When he rises from the water and gasps back his life everything is changed. The sky has been torn in two and suddenly the Spirit is upon him in epiphany after epiphany. Isaiah’s words are ringing all around him. “You are my child, my beloved, my cherished one.” And he knows something. He is, for a moment, settled. For an instant, the restlessness is gone and all makes sense. For a moment. And no one notices as the spirit drives him dripping into the desert to make him restless once again. Restless and hungry and wanting only one thing: epiphany—that the people who dwell in darkness might see a great light.
For ourselves it has been a week of epiphanies. A week to grieve and a week to be proud. Something has ended and something has begun. We saw our strength this week as a community and we did Jim proud as we sent him on his way. He worked so hard to make us a community. He worked so hard to get us to live out our own baptismal ministry. Jim’s passing marks a beginning we have already made, here, together. Three unlikely communities, one in baptism, becoming one in service. We are Jim’s legacy. Something has ended but something has begun. Something that calls to us, something we can only begin to recognise, something unfinished, something new.

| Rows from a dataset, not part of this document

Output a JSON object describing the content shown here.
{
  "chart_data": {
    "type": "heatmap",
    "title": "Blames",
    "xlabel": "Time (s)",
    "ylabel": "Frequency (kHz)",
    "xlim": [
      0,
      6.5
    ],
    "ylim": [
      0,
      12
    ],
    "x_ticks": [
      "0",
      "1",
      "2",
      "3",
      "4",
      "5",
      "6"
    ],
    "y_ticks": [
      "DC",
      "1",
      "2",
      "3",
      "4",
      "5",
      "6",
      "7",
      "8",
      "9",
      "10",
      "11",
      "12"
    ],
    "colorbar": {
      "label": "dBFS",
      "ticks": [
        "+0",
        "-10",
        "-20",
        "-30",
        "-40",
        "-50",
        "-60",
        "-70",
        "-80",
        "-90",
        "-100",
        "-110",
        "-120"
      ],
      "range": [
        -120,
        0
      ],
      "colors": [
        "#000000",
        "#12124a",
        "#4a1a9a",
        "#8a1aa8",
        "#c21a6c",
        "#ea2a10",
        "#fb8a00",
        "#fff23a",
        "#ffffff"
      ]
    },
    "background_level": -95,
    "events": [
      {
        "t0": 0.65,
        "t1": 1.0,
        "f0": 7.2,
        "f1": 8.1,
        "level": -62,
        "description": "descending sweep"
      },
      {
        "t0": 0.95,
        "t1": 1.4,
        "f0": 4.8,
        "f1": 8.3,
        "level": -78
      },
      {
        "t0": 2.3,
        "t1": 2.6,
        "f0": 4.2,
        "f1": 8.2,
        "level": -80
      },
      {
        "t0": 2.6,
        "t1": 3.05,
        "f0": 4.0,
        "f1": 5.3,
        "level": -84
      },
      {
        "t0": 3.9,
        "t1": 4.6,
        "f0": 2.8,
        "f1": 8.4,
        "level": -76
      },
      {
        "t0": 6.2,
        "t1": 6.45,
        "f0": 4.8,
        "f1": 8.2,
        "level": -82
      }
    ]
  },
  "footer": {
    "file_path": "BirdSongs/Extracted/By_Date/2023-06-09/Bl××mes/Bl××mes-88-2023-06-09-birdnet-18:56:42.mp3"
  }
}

Something we need to pause and dwell upon and let the spirit shape among us. Because this is a moment of epiphany, this is a moment of passage. If not now, when? If not us, who?